Abstract: A demonstration of technologies for determining the presence of dioxin and dioxin-like compounds in soil and sediment was conducted under EPA's Superfund Innovative Technology Evaluation Program in Saginaw, Michigan in April 2004. This report describes the evaluation of Wako Pure Chemical Industries's Dioxin ELISA Kit. The kit is an immunoassay technique that reports toxicity equivalents (TEQ) of dioxin/furans. The sample units are in pg/g 2,3,7,8-tetrachlorodibenzo-p-dioxin (TCDD) equivalents (EQ). The technology results were compared to high resolution mass spectrometry (HRMS) TEQ results generated using EPA Method 1613B.
The Wako results were biased both positively and negatively relative to HRMS results. The technologys estimated method detection limit was 83-201 pg/g 2,3,7,8-TCDD EQ, but this should be considered a rough estimate. Results from this demonstration suggest that the Wako kit could be an effective screening tool for determining sample results above and below 20 pg/g TEQ, and even more effective as a screen for samples above and below 50 pg/g TEQ, particularly considering the cost to analyze the 209 demonstration samples was significantly less than that of the reference laboratory ($150,294 vs. $213,580), and all samples were analyzed on-site in 9 days (in comparison to the reference laboratory which took 8 months).

 

ORD Home | Search EPA | Search NERL | Search EIMS | Contacts | Help

 
Begin Site Footer

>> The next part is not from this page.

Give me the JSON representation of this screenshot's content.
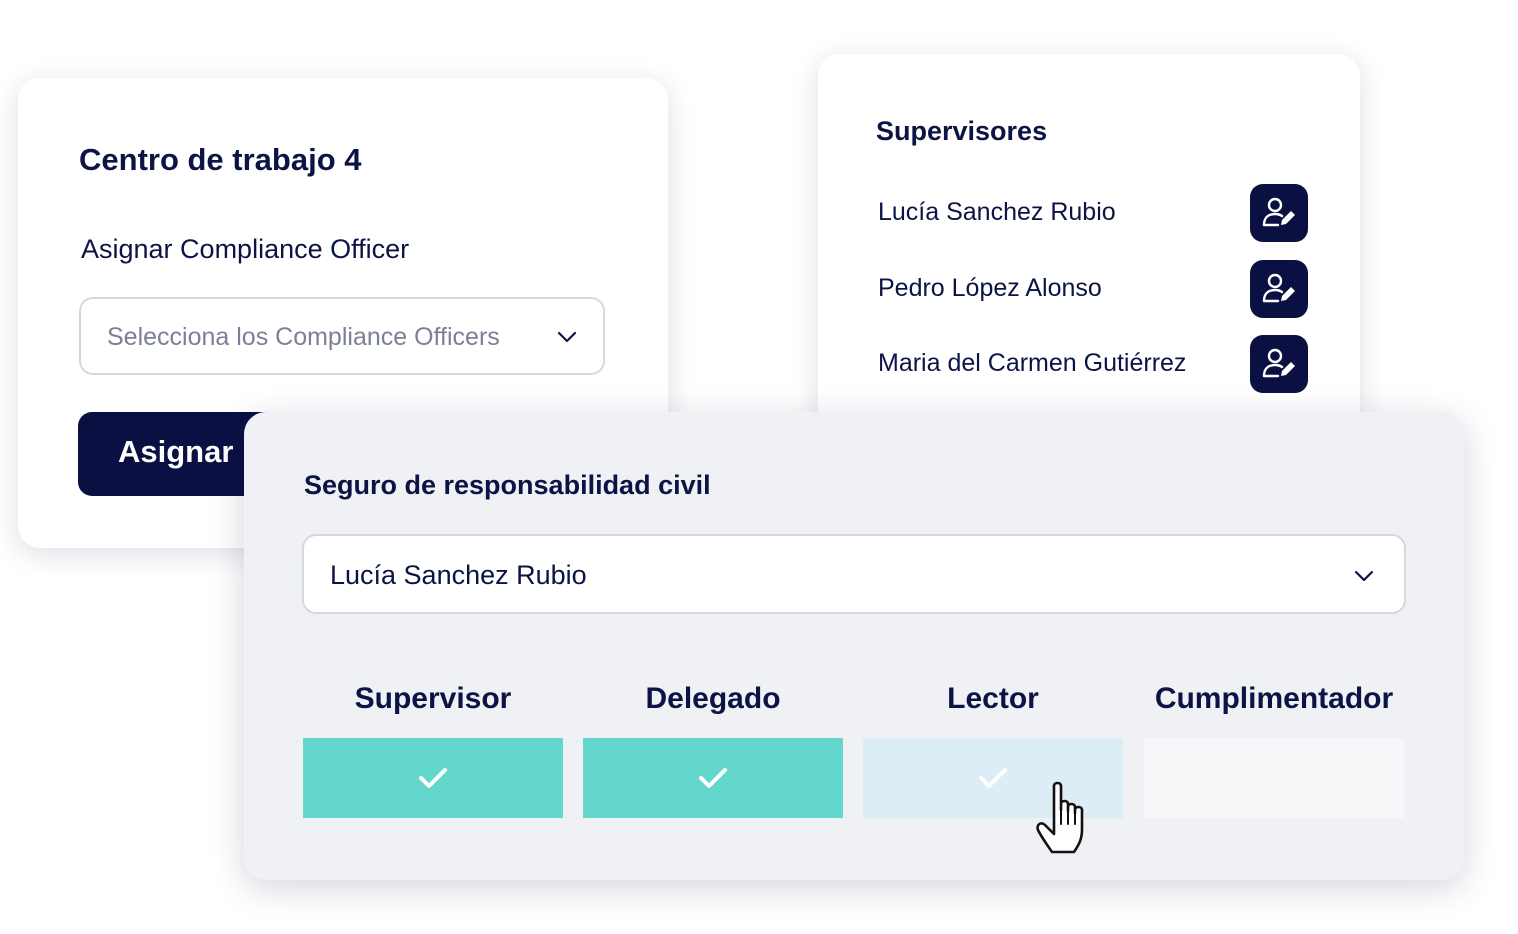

EPA Home | Privacy and Security Notice | Contact Us

Last Updated on Wednesday, March 04, 2009
URL: http://cfpub.epa.gov